There are three chefs on staff now, two fewer than when the store opened. Chefs are hard to find in less urban locations like Kearney, Taylor said. Those on staff are “constantly creating things” that are put out for shoppers to grab and go.
The company-run Marketplace Grill restaurant is doing “extremely well,” Taylor said. It’s one of just 40 restaurants among Hy-Vee’s supermarkets. The menu changes every few months to remain “fresh and new,” he said. The most popular items are simple foods like hamburgers and appetizers, but steaks and entrees rank high, too.
Each Hy-Vee determines how to display its merchandise, both food and non-edible items like flowers, pharmacy items, greeting cards, coolers, small hardware and cosmetics, Taylor said.
The Hy-Vee pharmacy is doing “absolutely phenomenal.” he said. The former U-Save Phamarcy moved into the store from 3811 Second Ave. several weeks after Hy-Vee opened. The supermarket also has dry cleaning services and wire service, plus, outside, a convenience store, car wash, gas station and a Caribou Coffee coffee shop.

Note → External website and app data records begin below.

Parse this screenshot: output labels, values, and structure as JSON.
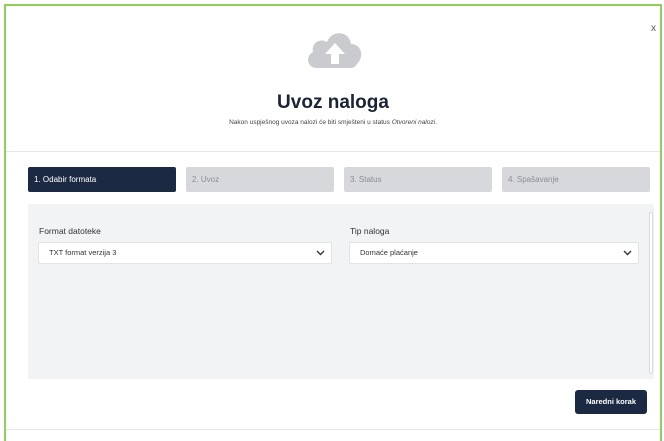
{
  "modal": {
    "close_label": "x",
    "icon": "cloud-upload-icon",
    "title": "Uvoz naloga",
    "subtitle_prefix": "Nakon uspješnog uvoza nalozi će biti smješteni u status ",
    "subtitle_status": "Otvoreni nalozi",
    "subtitle_suffix": "."
  },
  "steps": [
    {
      "label": "1. Odabir formata",
      "active": true
    },
    {
      "label": "2. Uvoz",
      "active": false
    },
    {
      "label": "3. Status",
      "active": false
    },
    {
      "label": "4. Spašavanje",
      "active": false
    }
  ],
  "form": {
    "format_label": "Format datoteke",
    "format_value": "TXT format verzija 3",
    "type_label": "Tip naloga",
    "type_value": "Domaće plaćanje"
  },
  "actions": {
    "next_label": "Naredni korak"
  },
  "colors": {
    "accent_dark": "#1b2a42",
    "border_green": "#8fcf5b",
    "step_inactive": "#d6d8db",
    "panel_bg": "#f2f3f5"
  }
}
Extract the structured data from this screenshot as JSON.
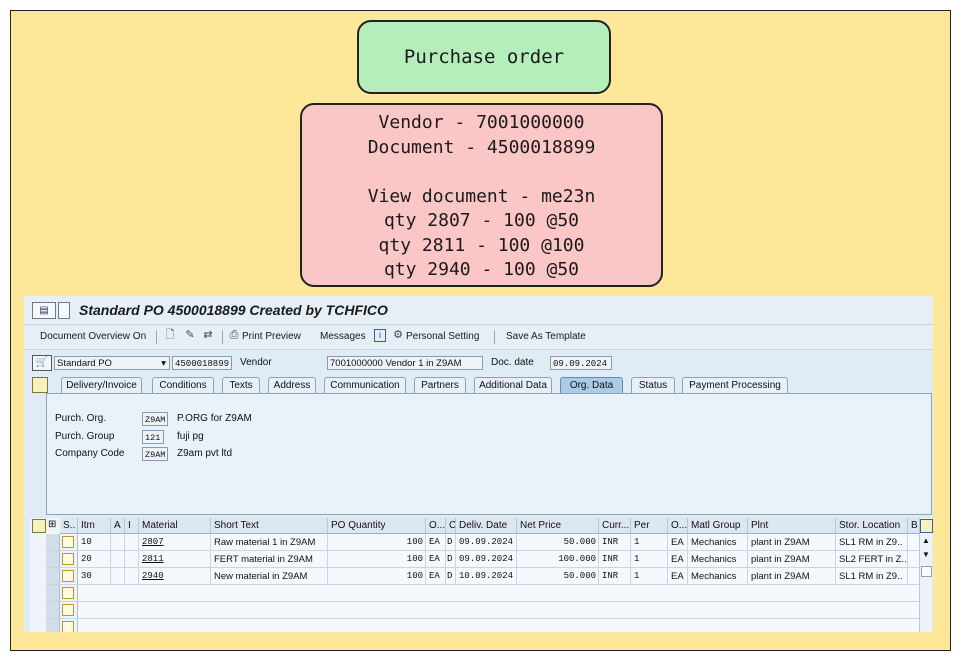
{
  "notes": {
    "purchase_order": "Purchase order",
    "details": [
      "Vendor - 7001000000",
      "Document - 4500018899",
      "",
      "View document - me23n",
      "qty 2807 - 100 @50",
      "qty 2811 - 100 @100",
      "qty 2940 - 100 @50"
    ]
  },
  "window": {
    "title": "Standard PO 4500018899 Created by TCHFICO"
  },
  "toolbar": {
    "document_overview": "Document Overview On",
    "print_preview": "Print Preview",
    "messages": "Messages",
    "personal_setting": "Personal Setting",
    "save_as_template": "Save As Template"
  },
  "header": {
    "doc_type": "Standard PO",
    "po_number": "4500018899",
    "vendor_label": "Vendor",
    "vendor_value": "7001000000 Vendor 1 in Z9AM",
    "doc_date_label": "Doc. date",
    "doc_date_value": "09.09.2024"
  },
  "tabs": [
    "Delivery/Invoice",
    "Conditions",
    "Texts",
    "Address",
    "Communication",
    "Partners",
    "Additional Data",
    "Org. Data",
    "Status",
    "Payment Processing"
  ],
  "active_tab": "Org. Data",
  "org_data": {
    "purch_org_label": "Purch. Org.",
    "purch_org_code": "Z9AM",
    "purch_org_desc": "P.ORG for Z9AM",
    "purch_group_label": "Purch. Group",
    "purch_group_code": "121",
    "purch_group_desc": "fuji pg",
    "company_code_label": "Company Code",
    "company_code_code": "Z9AM",
    "company_code_desc": "Z9am pvt ltd"
  },
  "items_table": {
    "columns": [
      "S..",
      "Itm",
      "A",
      "I",
      "Material",
      "Short Text",
      "PO Quantity",
      "O...",
      "C",
      "Deliv. Date",
      "Net Price",
      "Curr...",
      "Per",
      "O...",
      "Matl Group",
      "Plnt",
      "Stor. Location",
      "B"
    ],
    "rows": [
      {
        "itm": "10",
        "material": "2807",
        "short_text": "Raw material 1 in Z9AM",
        "qty": "100",
        "uom": "EA",
        "c": "D",
        "deliv_date": "09.09.2024",
        "net_price": "50.000",
        "curr": "INR",
        "per": "1",
        "o": "EA",
        "matl_group": "Mechanics",
        "plnt": "plant in Z9AM",
        "stor_loc": "SL1  RM in Z9.."
      },
      {
        "itm": "20",
        "material": "2811",
        "short_text": "FERT material in Z9AM",
        "qty": "100",
        "uom": "EA",
        "c": "D",
        "deliv_date": "09.09.2024",
        "net_price": "100.000",
        "curr": "INR",
        "per": "1",
        "o": "EA",
        "matl_group": "Mechanics",
        "plnt": "plant in Z9AM",
        "stor_loc": "SL2 FERT in Z.."
      },
      {
        "itm": "30",
        "material": "2940",
        "short_text": "New material in Z9AM",
        "qty": "100",
        "uom": "EA",
        "c": "D",
        "deliv_date": "10.09.2024",
        "net_price": "50.000",
        "curr": "INR",
        "per": "1",
        "o": "EA",
        "matl_group": "Mechanics",
        "plnt": "plant in Z9AM",
        "stor_loc": "SL1  RM in Z9.."
      }
    ]
  }
}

It also has a Quick Care Clinic, a Kearney Clinic-run enterprise offering basic health care without an appointment for minor illnesses like sore throats and ear infections. Business there is picking up, Taylor said.
“Nothing here is underperforming,” he said. “Certain departments tend to grow in time, sometimes gradually,” he said. The floral shop, located close to the front doors, is finding its own rhythm as shoppers often grab a bouquet out of the large glass-doored cooler. The car wash is doing well, too, he said.
In the next six months, Hy-Vee will launch a delivery service. People will be able to order groceries on the Internet and either pick them up or have them delivered. Hy-Vee is redesigning its web site so it will be easy to navigate, Taylor said. Costs of that service are still being determined.
“This is what many people want these days — a grocery store brought to them,” Taylor said. Svacina, from the meat counter, said that, too. “Everyone today is buying prepared stuff. People want convenience.”
Taylor aims to provide that and more. “We’re just appreciative of the community and the support, and happy for the reception we’ve had,” he said.
“This is a great community. This is teamwork. If you surround yourself with great people, you can succeed.”